Make as much money as possible and don’t depend on some pension plan for your security. Why the bluntness? Consider this excerpt of incompetence from the June 27, 2006 WSJ:
“Delta Airlines announced last week that it will terminate its pilot pension plan, becoming the latest airline company to flip liabilities to the federal Pension Benefit Guaranty Corporation (PBGC). Congratulations, taxpayers. You’d think this might upset Congress, or at least inspire some reforms. But no such luck. In fact, House and Senate conferees are busy negotiating another pension fix that would give airlines one more reprieve and make taxpayers even more vulnerable to airline mismanagement down the road. Since 2002, far too many airline, steel, auto and other companies have dumped their pension plans on the PBGC, the quasi-government agency that “insures” private pension plans. That body has gone from a $10 billion surplus in 2000 to more than a $23 billion deficit last year, and it is the financier of last resort for a private defined-benefit pension system that is underfunded to the tune of $450 billion. On present trends, this could become a fiasco on the order of the savings and loan collapse. This is what happens when Congress socializes what ought to be private labor contracts. The theory behind the PBGC was that it would collect enough premiums from companies to cover future liabilities. But as always in Washington, unions and powerful industries have worked the political system to prevent premiums from reflecting real market and business risks. The result is today’s underfunding and a looming taxpayer bailout. Congress has known about this for a long time. But it made everything worse with a previous election-year “reform” in 2004 that gave special breaks to the most underfunded companies rather than requiring that they put their pensions on a sound footing.”
Who is incompetent here?
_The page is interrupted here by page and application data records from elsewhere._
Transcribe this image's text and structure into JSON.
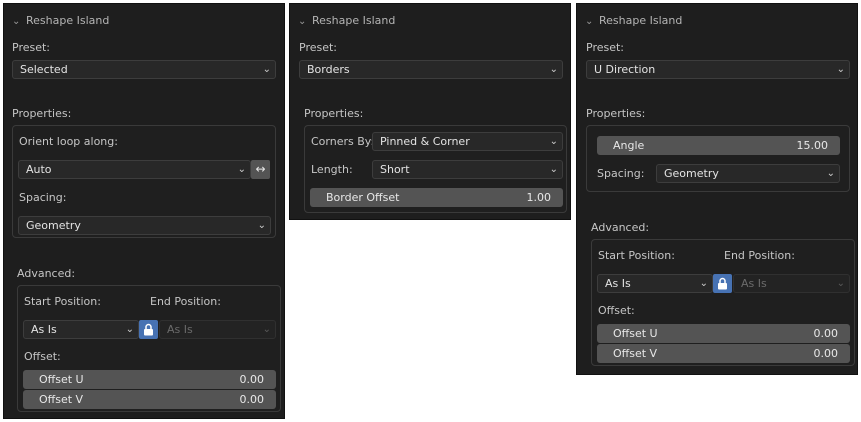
{
  "panels": [
    {
      "title": "Reshape Island",
      "preset_label": "Preset:",
      "preset_value": "Selected",
      "properties_label": "Properties:",
      "orient_label": "Orient loop along:",
      "orient_value": "Auto",
      "swap_icon": "↔",
      "spacing_label": "Spacing:",
      "spacing_value": "Geometry",
      "advanced_label": "Advanced:",
      "start_label": "Start Position:",
      "end_label": "End Position:",
      "start_value": "As Is",
      "end_value": "As Is",
      "offset_label": "Offset:",
      "offset_u_label": "Offset U",
      "offset_u_value": "0.00",
      "offset_v_label": "Offset V",
      "offset_v_value": "0.00"
    },
    {
      "title": "Reshape Island",
      "preset_label": "Preset:",
      "preset_value": "Borders",
      "properties_label": "Properties:",
      "corners_label": "Corners By:",
      "corners_value": "Pinned & Corner",
      "length_label": "Length:",
      "length_value": "Short",
      "border_offset_label": "Border Offset",
      "border_offset_value": "1.00"
    },
    {
      "title": "Reshape Island",
      "preset_label": "Preset:",
      "preset_value": "U Direction",
      "properties_label": "Properties:",
      "angle_label": "Angle",
      "angle_value": "15.00",
      "spacing_label": "Spacing:",
      "spacing_value": "Geometry",
      "advanced_label": "Advanced:",
      "start_label": "Start Position:",
      "end_label": "End Position:",
      "start_value": "As Is",
      "end_value": "As Is",
      "offset_label": "Offset:",
      "offset_u_label": "Offset U",
      "offset_u_value": "0.00",
      "offset_v_label": "Offset V",
      "offset_v_value": "0.00"
    }
  ],
  "icons": {
    "collapse": "chevron-down-icon",
    "dropdown": "chevron-down-icon",
    "lock": "lock-icon",
    "swap": "swap-arrows-icon"
  },
  "colors": {
    "panel_bg": "#1e1e1e",
    "dropdown_bg": "#282828",
    "field_bg": "#545454",
    "lock_accent": "#4772b3"
  }
}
The airlines, the government and the employees. Everyone is guilty of trusting someone or something. That is a bad prescription today and into the future.